The Dave’s Garden ‘botanary’ is a great resource for exploring the meaning of Latin names: https://davesgarden.com/guides/botanary/
When you find a new plant, you might realise its leaves or flowers look like those on a wildflower you already know. The genus of the wildflower you already know is a great place to start looking for your new plant.
Primroses (Primula vulgaris) and cowslips (Primula veris) are both sunny yellow flowers found in woodlands near where I grew up. When I recently came across a strange wildflower that looked like a primrose flower on a cowslip stalk, I looked up the primula genus and found the new wildflower right away – it was an oxlip (Primula elatior).
Even if you never use them out loud (there are plenty I still mispronounce), getting familiar with the scientific names of wildflowers makes identifying them easier and quicker, and is well worth the effort.
Watch out for ‘aliens’
If you’ve checked every page of your wildflower guide and you just can’t work out what plant you’ve found, you might be looking at a non-native or ‘alien’ plant. From buddleias to rhododendrons, the UK has many plants which have hopped the garden walls to grow wild. In this case, I usually snap a few photos and ask a friend who loves gardening if it’s something they recognise. You can also check the RHS plant finder to see if you’ve found a garden plant.

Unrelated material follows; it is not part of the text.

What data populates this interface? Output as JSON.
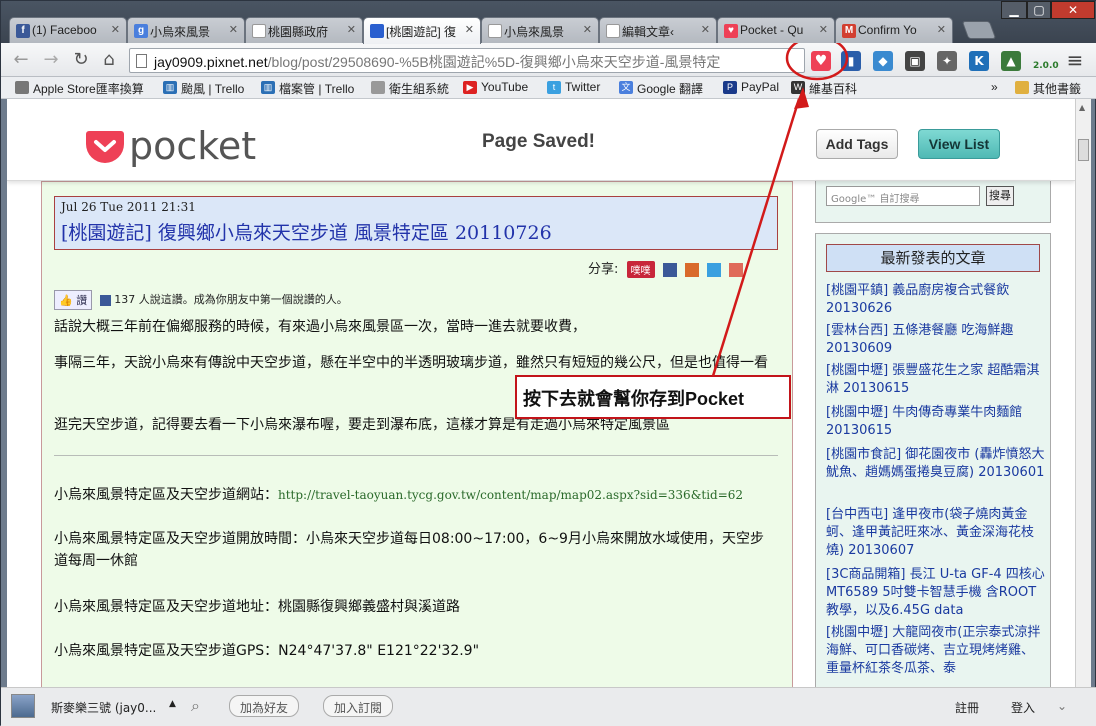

To get to grips with what it means for a plant to be native, check out our ‘Alien invaders or home grown thugs’ blog post.

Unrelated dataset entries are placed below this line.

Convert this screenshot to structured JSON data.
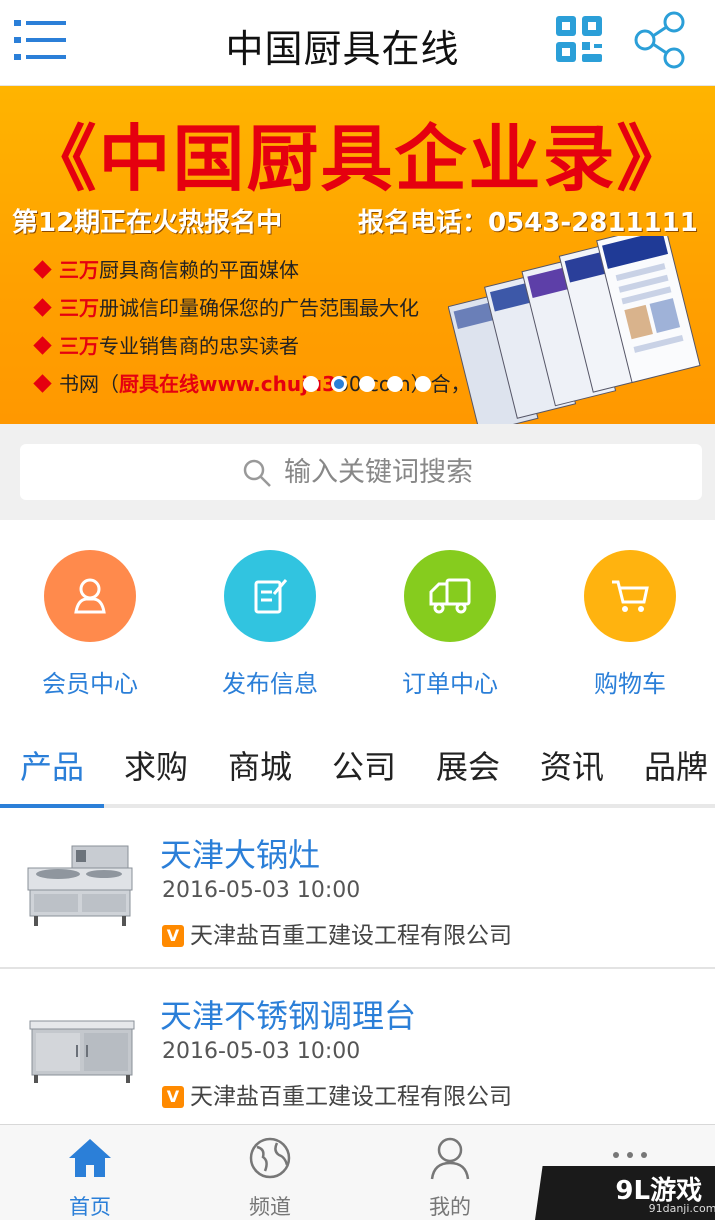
{
  "header": {
    "title": "中国厨具在线",
    "icons": [
      "menu-icon",
      "qr-code-icon",
      "share-icon"
    ]
  },
  "banner": {
    "title": "《中国厨具企业录》",
    "subtitle_left": "第12期正在火热报名中",
    "subtitle_right": "报名电话：0543-2811111",
    "bullets": [
      {
        "red": "三万",
        "text": "厨具商信赖的平面媒体"
      },
      {
        "red": "三万",
        "text": "册诚信印量确保您的广告范围最大化"
      },
      {
        "red": "三万",
        "text": "专业销售商的忠实读者"
      },
      {
        "prefix": "书网（",
        "red": "厨具在线www.chuju3",
        "text": "60.com）合，"
      }
    ],
    "slide_count": 5,
    "active_slide": 1
  },
  "search": {
    "placeholder": "输入关键词搜索"
  },
  "quick_nav": [
    {
      "label": "会员中心",
      "color": "#ff8a4c",
      "icon": "user-icon"
    },
    {
      "label": "发布信息",
      "color": "#31c4e0",
      "icon": "edit-icon"
    },
    {
      "label": "订单中心",
      "color": "#86cc1e",
      "icon": "truck-icon"
    },
    {
      "label": "购物车",
      "color": "#ffb30f",
      "icon": "cart-icon"
    }
  ],
  "tabs": [
    "产品",
    "求购",
    "商城",
    "公司",
    "展会",
    "资讯",
    "品牌"
  ],
  "active_tab": 0,
  "products": [
    {
      "title": "天津大锅灶",
      "date": "2016-05-03 10:00",
      "badge": "V",
      "company": "天津盐百重工建设工程有限公司",
      "thumb": "stove-image"
    },
    {
      "title": "天津不锈钢调理台",
      "date": "2016-05-03 10:00",
      "badge": "V",
      "company": "天津盐百重工建设工程有限公司",
      "thumb": "cabinet-image"
    }
  ],
  "bottom_nav": [
    {
      "label": "首页",
      "icon": "home-icon"
    },
    {
      "label": "频道",
      "icon": "globe-icon"
    },
    {
      "label": "我的",
      "icon": "person-icon"
    },
    {
      "label": "",
      "icon": "more-icon"
    }
  ],
  "watermark": {
    "text": "9L游戏",
    "sub": "91danji.com"
  },
  "colors": {
    "accent": "#2b7fd8",
    "banner_red": "#e5000f",
    "banner_orange": "#ffa000"
  }
}
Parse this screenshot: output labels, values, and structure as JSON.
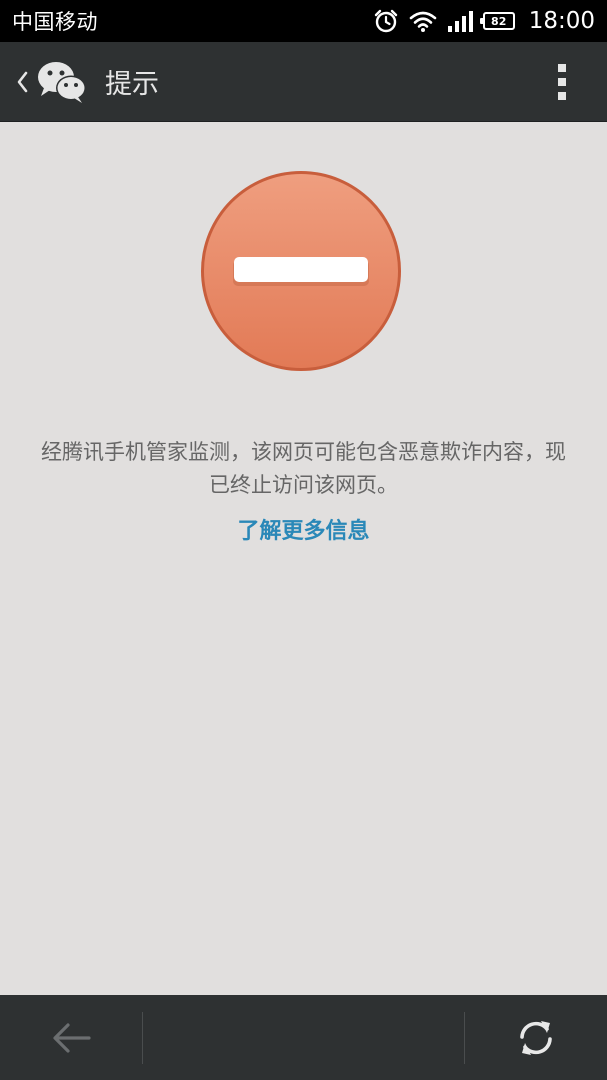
{
  "status_bar": {
    "carrier": "中国移动",
    "battery_level": "82",
    "time": "18:00",
    "icons": [
      "alarm-icon",
      "wifi-icon",
      "signal-icon",
      "battery-icon"
    ]
  },
  "title_bar": {
    "title": "提示",
    "icons": [
      "back-chevron-icon",
      "wechat-logo-icon",
      "more-menu-icon"
    ]
  },
  "main": {
    "block_icon": "blocked-icon",
    "message": "经腾讯手机管家监测，该网页可能包含恶意欺诈内容，现已终止访问该网页。",
    "learn_more": "了解更多信息"
  },
  "bottom_bar": {
    "icons": [
      "back-arrow-icon",
      "refresh-icon"
    ]
  },
  "colors": {
    "status_bar_bg": "#000000",
    "toolbar_bg": "#2e3132",
    "page_bg": "#e1dfde",
    "block_icon_fill": "#e8805f",
    "link_color": "#2a88b8",
    "message_text": "#666666"
  }
}
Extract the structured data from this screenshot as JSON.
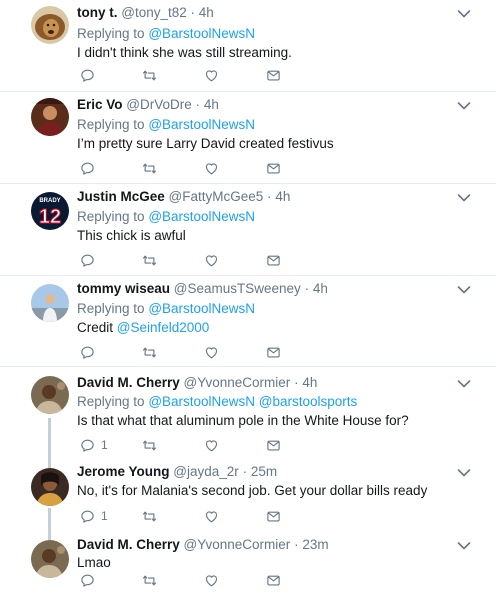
{
  "tweets": [
    {
      "name": "tony t.",
      "handle": "@tony_t82",
      "time": "4h",
      "replying_prefix": "Replying to",
      "replying_to": "@BarstoolNewsN",
      "text": "I didn't think she was still streaming.",
      "reply_count": ""
    },
    {
      "name": "Eric Vo",
      "handle": "@DrVoDre",
      "time": "4h",
      "replying_prefix": "Replying to",
      "replying_to": "@BarstoolNewsN",
      "text": "I’m pretty sure Larry David created festivus",
      "reply_count": ""
    },
    {
      "name": "Justin McGee",
      "handle": "@FattyMcGee5",
      "time": "4h",
      "replying_prefix": "Replying to",
      "replying_to": "@BarstoolNewsN",
      "text": "This chick is awful",
      "reply_count": "",
      "avatar_label": "BRADY",
      "avatar_number": "12"
    },
    {
      "name": "tommy wiseau",
      "handle": "@SeamusTSweeney",
      "time": "4h",
      "replying_prefix": "Replying to",
      "replying_to": "@BarstoolNewsN",
      "text_prefix": "Credit",
      "text_mention": "@Seinfeld2000",
      "reply_count": ""
    },
    {
      "name": "David M. Cherry",
      "handle": "@YvonneCormier",
      "time": "4h",
      "replying_prefix": "Replying to",
      "replying_to": "@BarstoolNewsN @barstoolsports",
      "text": "Is that what that aluminum pole in the White House for?",
      "reply_count": "1"
    },
    {
      "name": "Jerome Young",
      "handle": "@jayda_2r",
      "time": "25m",
      "text": "No, it's for Malania's second job. Get your dollar bills ready",
      "reply_count": "1"
    },
    {
      "name": "David M. Cherry",
      "handle": "@YvonneCormier",
      "time": "23m",
      "text": "Lmao",
      "reply_count": ""
    }
  ],
  "dot": "·",
  "colors": {
    "link": "#1da1f2",
    "secondary": "#657786",
    "separator": "#e6ecf0",
    "thread_line": "#c4cfd6"
  },
  "icons": [
    "reply-icon",
    "retweet-icon",
    "like-icon",
    "direct-message-icon",
    "chevron-down-icon"
  ]
}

Bee orchids (Ophrys apifera) are beautiful. Delicate, pale-green stems hold up to ten flowers, each with three lilac petals surrounding a lip which looks like a furry brown bee.

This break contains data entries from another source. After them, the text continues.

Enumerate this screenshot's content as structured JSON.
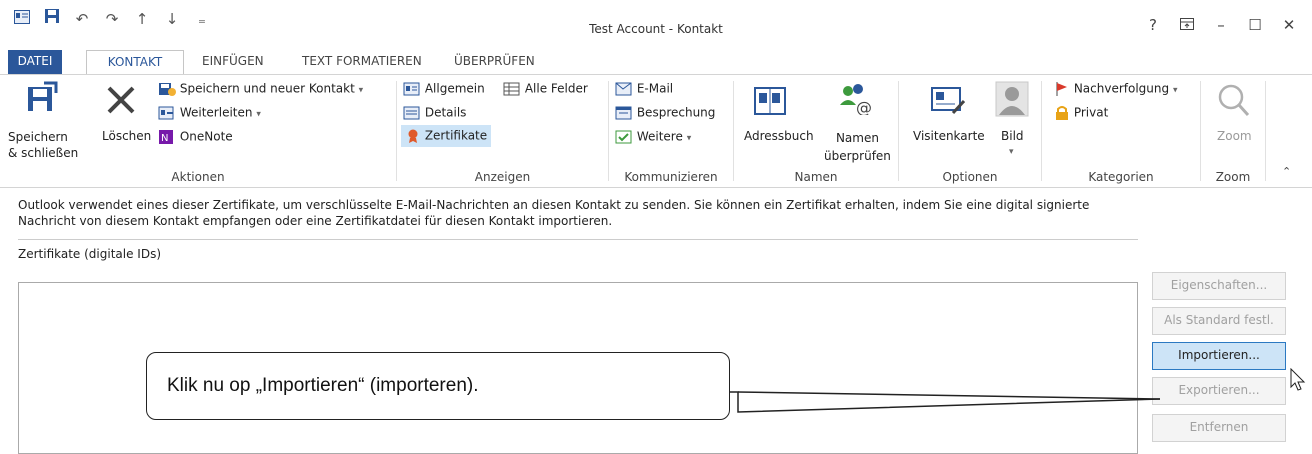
{
  "window": {
    "title": "Test Account - Kontakt",
    "help": "?",
    "controls": [
      "restore-ribbon",
      "minimize",
      "maximize",
      "close"
    ]
  },
  "tabs": {
    "datei": "DATEI",
    "kontakt": "KONTAKT",
    "einfuegen": "EINFÜGEN",
    "text_formatieren": "TEXT FORMATIEREN",
    "ueberpruefen": "ÜBERPRÜFEN"
  },
  "ribbon": {
    "aktionen": {
      "label": "Aktionen",
      "speichern_schliessen_line1": "Speichern",
      "speichern_schliessen_line2": "& schließen",
      "loeschen": "Löschen",
      "speichern_neuer_kontakt": "Speichern und neuer Kontakt",
      "weiterleiten": "Weiterleiten",
      "onenote": "OneNote"
    },
    "anzeigen": {
      "label": "Anzeigen",
      "allgemein": "Allgemein",
      "alle_felder": "Alle Felder",
      "details": "Details",
      "zertifikate": "Zertifikate"
    },
    "kommunizieren": {
      "label": "Kommunizieren",
      "email": "E-Mail",
      "besprechung": "Besprechung",
      "weitere": "Weitere"
    },
    "namen": {
      "label": "Namen",
      "adressbuch": "Adressbuch",
      "namen_line1": "Namen",
      "namen_line2": "überprüfen"
    },
    "optionen": {
      "label": "Optionen",
      "visitenkarte": "Visitenkarte",
      "bild": "Bild"
    },
    "kategorien": {
      "label": "Kategorien",
      "nachverfolgung": "Nachverfolgung",
      "privat": "Privat"
    },
    "zoom": {
      "label": "Zoom",
      "zoom": "Zoom"
    }
  },
  "content": {
    "info_text": "Outlook verwendet eines dieser Zertifikate, um verschlüsselte E-Mail-Nachrichten an diesen Kontakt zu senden. Sie können ein Zertifikat erhalten, indem Sie eine digital signierte Nachricht von diesem Kontakt empfangen oder eine Zertifikatdatei für diesen Kontakt importieren.",
    "zertifikate_label": "Zertifikate (digitale IDs)",
    "buttons": {
      "eigenschaften": "Eigenschaften...",
      "als_standard": "Als Standard festl.",
      "importieren": "Importieren...",
      "exportieren": "Exportieren...",
      "entfernen": "Entfernen"
    }
  },
  "callout": {
    "text": "Klik nu op „Importieren“ (importeren)."
  },
  "colors": {
    "accent": "#2b579a",
    "highlight": "#cde4f7"
  }
}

I’d never seen a bee orchid when I first heard about them, but I hoped I would get the chance when I worked on a project at university which took me to nature reserves all over the county. Bee orchids had been found at many of them, but I didn’t have any luck myself.
The next summer, I visited even more nature reserves during their flowering season of June and July, hoping to track one down. I went to woodlands, wetlands, wildflower meadows and sand dunes – anywhere that local nature blogs had reported finding them. I got plenty of fresh air and saw lots of great wildflowers, but still no bee orchids.
The following year I spent in Australia. One day in June, I got an email from my parents back home. They had found a bee orchid, barely 100 metres from our front door! I couldn’t believe that I’d scoured the county only for them to turn up just down the road.
I finally got to see them for myself when I was back in the UK and have been lucky enough to see them every year since. If there’s a flower you’d really like to find, the best thing to do is keep looking!
Joining the Grow Wild team has brought many opportunities to learn more about wildflowers. I’ve been able to work alongside Kew’s expert botanists, volunteer for seed collecting projects and even dissect flowers under a microscope on the ‘Introduction to Botany’ training day.
Taking a course, joining a wildflower group or volunteering on a project is a fantastic way to meet likeminded people and learn from the experts. Wherever you are in the UK, connecting with other people who share your passion for plants is going to take your wildflower identification skills to the next level.
To find opportunities near you, take a look at:
The Field Studies Council run training courses around the country: https://www.field-studies-council.org/learn-with-us.aspx
Botanic garden training courses, such as the Royal Botanic Gardens, Kew’s short courses: https://www.kew.org/learning/short-courses
The Online Atlas of British and Irish flora has maps showing where plants have been found before. It also includes notes on their usual habitat: https://www.brc.ac.uk/plantatlas/
Look out for local wildflower sites and groups in your area. Are there any spaces listed near you on the Grow Wild map? https://www.growwilduk.com/visit-volunteer/project-map
Happy wildflower hunting!